→ Information provided
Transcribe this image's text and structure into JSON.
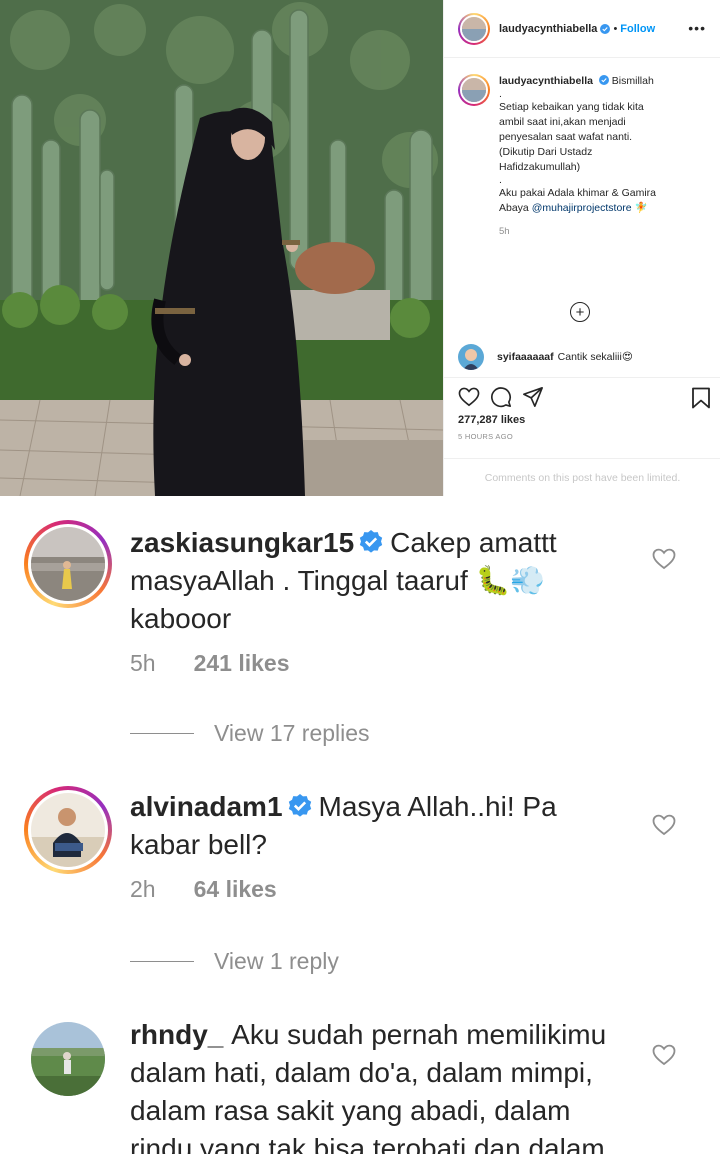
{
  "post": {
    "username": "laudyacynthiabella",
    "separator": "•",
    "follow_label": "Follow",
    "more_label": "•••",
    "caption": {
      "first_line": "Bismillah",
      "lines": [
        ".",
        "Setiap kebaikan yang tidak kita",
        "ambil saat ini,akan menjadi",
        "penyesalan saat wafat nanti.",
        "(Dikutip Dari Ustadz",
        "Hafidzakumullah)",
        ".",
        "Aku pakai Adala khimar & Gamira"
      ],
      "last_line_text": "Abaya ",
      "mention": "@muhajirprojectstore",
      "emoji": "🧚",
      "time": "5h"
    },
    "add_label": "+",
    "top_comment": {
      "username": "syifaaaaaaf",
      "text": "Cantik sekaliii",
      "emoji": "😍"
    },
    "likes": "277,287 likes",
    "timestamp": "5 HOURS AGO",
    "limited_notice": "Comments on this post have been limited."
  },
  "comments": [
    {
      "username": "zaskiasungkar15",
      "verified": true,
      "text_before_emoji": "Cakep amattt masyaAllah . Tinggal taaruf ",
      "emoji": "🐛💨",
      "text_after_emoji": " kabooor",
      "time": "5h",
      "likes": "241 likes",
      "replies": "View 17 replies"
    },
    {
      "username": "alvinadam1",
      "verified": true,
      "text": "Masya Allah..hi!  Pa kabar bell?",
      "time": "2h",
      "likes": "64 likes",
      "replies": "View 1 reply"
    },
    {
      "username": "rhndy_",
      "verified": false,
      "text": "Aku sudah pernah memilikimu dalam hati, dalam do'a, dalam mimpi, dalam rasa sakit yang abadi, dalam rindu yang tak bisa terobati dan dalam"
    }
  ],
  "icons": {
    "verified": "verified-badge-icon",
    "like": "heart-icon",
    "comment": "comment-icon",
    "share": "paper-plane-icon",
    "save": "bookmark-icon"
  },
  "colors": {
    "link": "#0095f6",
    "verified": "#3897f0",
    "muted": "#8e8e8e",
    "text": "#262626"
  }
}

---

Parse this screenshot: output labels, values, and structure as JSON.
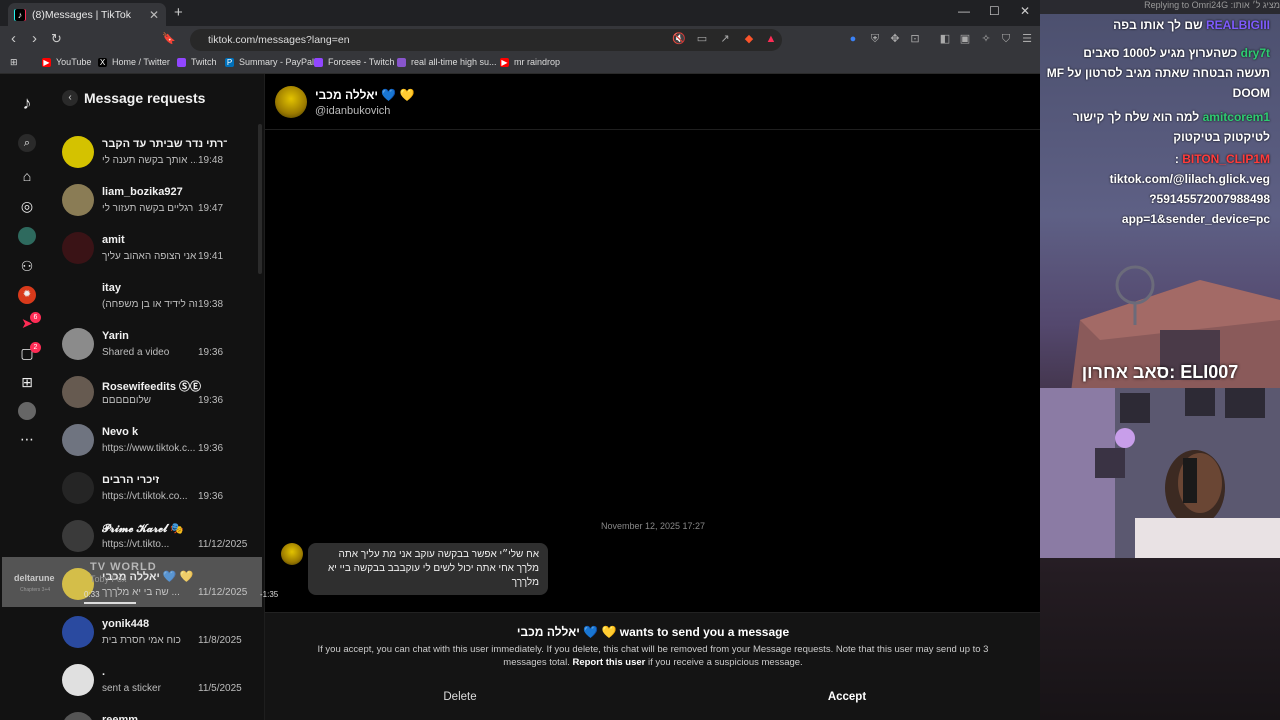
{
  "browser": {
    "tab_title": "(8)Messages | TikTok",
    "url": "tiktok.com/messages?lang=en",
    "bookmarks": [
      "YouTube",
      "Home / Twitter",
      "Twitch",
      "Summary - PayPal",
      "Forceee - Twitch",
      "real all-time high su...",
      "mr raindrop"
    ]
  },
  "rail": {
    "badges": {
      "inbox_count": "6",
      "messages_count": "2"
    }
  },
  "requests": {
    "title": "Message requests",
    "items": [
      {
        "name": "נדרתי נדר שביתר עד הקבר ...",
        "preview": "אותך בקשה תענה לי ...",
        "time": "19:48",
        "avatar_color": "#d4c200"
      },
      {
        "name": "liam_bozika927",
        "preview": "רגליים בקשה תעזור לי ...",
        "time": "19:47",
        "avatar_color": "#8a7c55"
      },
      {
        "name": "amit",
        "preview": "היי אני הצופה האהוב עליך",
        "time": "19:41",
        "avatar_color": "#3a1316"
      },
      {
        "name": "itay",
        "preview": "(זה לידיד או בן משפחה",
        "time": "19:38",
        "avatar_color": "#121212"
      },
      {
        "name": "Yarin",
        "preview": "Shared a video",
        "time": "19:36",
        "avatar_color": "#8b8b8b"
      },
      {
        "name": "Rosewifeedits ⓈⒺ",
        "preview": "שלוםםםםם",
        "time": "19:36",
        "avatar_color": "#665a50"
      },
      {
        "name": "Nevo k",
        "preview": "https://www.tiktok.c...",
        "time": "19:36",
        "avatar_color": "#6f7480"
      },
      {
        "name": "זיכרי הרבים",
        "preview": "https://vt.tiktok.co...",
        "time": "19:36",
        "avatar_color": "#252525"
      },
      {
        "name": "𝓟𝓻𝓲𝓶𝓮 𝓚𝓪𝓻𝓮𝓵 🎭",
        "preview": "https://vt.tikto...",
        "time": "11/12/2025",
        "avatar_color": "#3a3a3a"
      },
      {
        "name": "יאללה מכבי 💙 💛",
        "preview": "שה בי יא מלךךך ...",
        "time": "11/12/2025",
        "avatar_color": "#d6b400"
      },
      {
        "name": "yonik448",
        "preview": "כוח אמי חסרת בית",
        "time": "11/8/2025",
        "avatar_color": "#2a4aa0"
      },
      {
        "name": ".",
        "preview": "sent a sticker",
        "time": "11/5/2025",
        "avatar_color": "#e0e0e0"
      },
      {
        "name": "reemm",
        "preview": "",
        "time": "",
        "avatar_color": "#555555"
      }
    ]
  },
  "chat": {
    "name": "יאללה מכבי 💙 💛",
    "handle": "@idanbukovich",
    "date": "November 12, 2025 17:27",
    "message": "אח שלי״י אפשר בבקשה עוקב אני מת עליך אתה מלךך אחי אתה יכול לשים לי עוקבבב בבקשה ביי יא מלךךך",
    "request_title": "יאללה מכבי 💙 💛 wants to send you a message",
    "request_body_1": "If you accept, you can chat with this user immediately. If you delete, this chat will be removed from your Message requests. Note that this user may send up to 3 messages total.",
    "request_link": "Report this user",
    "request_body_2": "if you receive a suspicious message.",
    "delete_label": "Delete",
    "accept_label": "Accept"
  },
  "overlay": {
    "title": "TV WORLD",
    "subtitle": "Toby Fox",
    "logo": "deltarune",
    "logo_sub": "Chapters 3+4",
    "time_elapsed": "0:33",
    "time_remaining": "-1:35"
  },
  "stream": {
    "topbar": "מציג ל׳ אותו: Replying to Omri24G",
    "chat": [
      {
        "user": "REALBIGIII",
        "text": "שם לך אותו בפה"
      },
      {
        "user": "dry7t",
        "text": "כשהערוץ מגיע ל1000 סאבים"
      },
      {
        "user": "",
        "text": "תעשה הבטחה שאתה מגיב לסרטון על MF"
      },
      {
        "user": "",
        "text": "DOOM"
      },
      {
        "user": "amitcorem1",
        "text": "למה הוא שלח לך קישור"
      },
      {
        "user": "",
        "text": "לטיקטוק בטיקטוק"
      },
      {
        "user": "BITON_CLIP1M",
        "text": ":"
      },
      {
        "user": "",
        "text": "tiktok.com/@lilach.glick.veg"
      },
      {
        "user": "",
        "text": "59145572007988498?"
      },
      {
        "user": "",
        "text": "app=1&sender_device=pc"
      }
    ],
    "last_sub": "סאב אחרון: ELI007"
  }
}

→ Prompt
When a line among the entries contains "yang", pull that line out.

→ Answer to this task
        "Setiap kebaikan yang tidak kita",
      "text": "Aku sudah pernah memilikimu dalam hati, dalam do'a, dalam mimpi, dalam rasa sakit yang abadi, dalam rindu yang tak bisa terobati dan dalam"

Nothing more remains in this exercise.